Even more refreshing is the light-filled, open space and crisp white marble bar—a welcome sight in the land of dark, reclaimed wood bars all with the same chalkboard signs and tchotchke decor.

$12 meat and cheese plates are available for pairings and to soak up the booze until May or so, when the full tasting restaurant, Luksus (“luxury”) opens in the back.  Until then, you’ll find me very happily nestled at the bar.

Tørst
165 Manhattan Ave, Greenpoint

all photos via Gothamist

torst_samhorine-1346 torst greenpoint bartorst_samhorine-1331
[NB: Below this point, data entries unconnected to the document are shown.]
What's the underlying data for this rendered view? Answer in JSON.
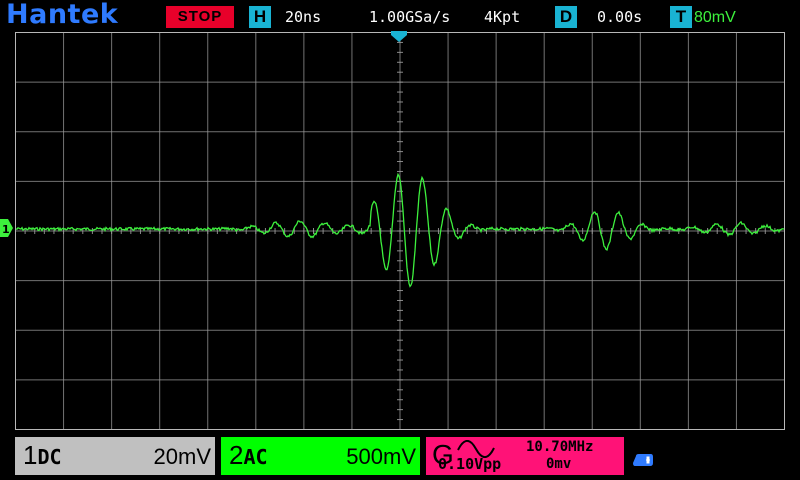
{
  "header": {
    "logo": "Hantek",
    "run_state": "STOP",
    "horizontal": {
      "tag": "H",
      "timebase": "20ns"
    },
    "sample_rate": "1.00GSa/s",
    "memory_depth": "4Kpt",
    "delay": {
      "tag": "D",
      "value": "0.00s"
    },
    "trigger": {
      "tag": "T",
      "level": "80mV"
    }
  },
  "channels": [
    {
      "number": "1",
      "coupling": "DC",
      "scale": "20mV",
      "color": "#c0c0c0"
    },
    {
      "number": "2",
      "coupling": "AC",
      "scale": "500mV",
      "color": "#00ff00"
    }
  ],
  "generator": {
    "letter": "G",
    "waveform_icon": "sine-wave-icon",
    "frequency": "10.70MHz",
    "amplitude": "0.10Vpp",
    "offset": "0mv",
    "color": "#ff1277"
  },
  "markers": {
    "ground_marker": "1",
    "trigger_position_icon": "trigger-position-icon"
  },
  "usb_icon": "usb-icon",
  "colors": {
    "trace": "#3df03d",
    "grid": "#9a9a9a",
    "accent": "#19b3d3",
    "stop": "#e8002a"
  }
}
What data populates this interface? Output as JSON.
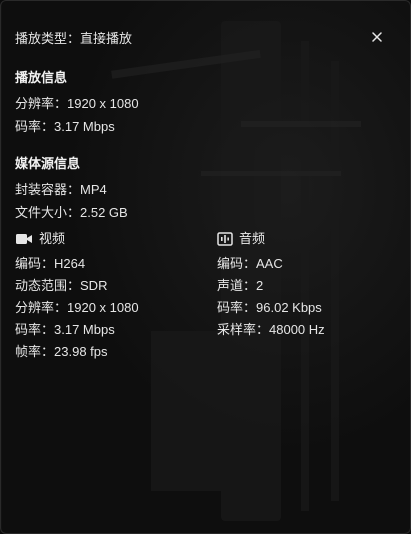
{
  "playback": {
    "type_label": "播放类型：",
    "type_value": "直接播放"
  },
  "close_icon": "close-icon",
  "playback_info": {
    "title": "播放信息",
    "resolution_label": "分辨率：",
    "resolution_value": "1920 x 1080",
    "bitrate_label": "码率：",
    "bitrate_value": "3.17 Mbps"
  },
  "media_source": {
    "title": "媒体源信息",
    "container_label": "封装容器：",
    "container_value": "MP4",
    "filesize_label": "文件大小：",
    "filesize_value": "2.52 GB"
  },
  "video": {
    "title": "视频",
    "icon": "video-camera-icon",
    "codec_label": "编码：",
    "codec_value": "H264",
    "dynamic_range_label": "动态范围：",
    "dynamic_range_value": "SDR",
    "resolution_label": "分辨率：",
    "resolution_value": "1920 x 1080",
    "bitrate_label": "码率：",
    "bitrate_value": "3.17 Mbps",
    "framerate_label": "帧率：",
    "framerate_value": "23.98 fps"
  },
  "audio": {
    "title": "音频",
    "icon": "audio-bars-icon",
    "codec_label": "编码：",
    "codec_value": "AAC",
    "channels_label": "声道：",
    "channels_value": "2",
    "bitrate_label": "码率：",
    "bitrate_value": "96.02 Kbps",
    "samplerate_label": "采样率：",
    "samplerate_value": "48000 Hz"
  },
  "colors": {
    "background": "#0e0e0e",
    "text": "#e6e6e6",
    "heading": "#f2f2f2"
  }
}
we gave a party for the gods and the gods all cameIn the latest incarnation of CR Fashion Book, Dance, much improved from the slightly disjointed first issue, there is this lovely little piece of graphic art by John Giorno. Across the spread is his poem “It Doesn’t Get Better,” which is rarely transcribed but is, for once, here, because Carine is a wonderful person. I wish it was a little bigger, but layout constraints prevent image enlargement (damn you, minimalist theme!) so you’ll have to squint a little. It’s worth it.

it doesnt get better john giorno

a hauntingly beautiful speech cum eulogy by Aaron Freeman on NPR that my best friend (and superb Tumblr) Molly sent me, and which we immediately put in our notes for funerals along with the Do Not Invite list we made in high school

“You want a physicist to speak at your funeral. You want the physicist to talk to your grieving family about the conservation of energy, so they will understand that your energy has not died. You want the physicist to remind your sobbing mother about the first law of thermodynamics; that no energy gets created in the universe, and none is destroyed. You want your mother to know that all your energy, every vibration, every Btu of heat, every wave of every particle that was her beloved child remains with her in this world. You want the physicist to tell your weeping father that amid energies of the cosmos, you gave as good as you got.

And at one point you’d hope that the physicist would step down from the pulpit and walk to your brokenhearted spouse there in the pew and tell him that all the photons that ever bounced off your face, all the particles whose paths were interrupted by your smile, by the touch of your hair, hundreds of trillions of particles, have raced off like children, their ways forever changed by you. And as your widow rocks in the arms of a loving family, may the physicist let her know that all the photons that bounced from you were gathered in the particle detectors that are her eyes, that those photons created within her constellations of electromagnetically charged neurons whose energy will go on forever.

And the physicist will remind the congregation of how much of all our energy is given off as heat. There may be a few fanning themselves with their programs as he says it. And he will tell them that the warmth that flowed through you in life is still here, still part of all that we are, even as we who mourn continue the heat of our own lives.

And you’ll want the physicist to explain to those who loved you that they need not have faith; indeed, they should not have faith. Let them know that they can measure, that scientists have measured precisely the conservation of energy and found it accurate, verifiable and consistent across space and time. You can hope your family will examine the evidence and satisfy themselves that the science is sound and that they’ll be comforted to know your energy’s still around. According to the law of the conservation of energy, not a bit of you is gone; you’re just less orderly. Amen.”

— Aaron Freeman “You Want A Physicist To Speak at your Funeral” (npr)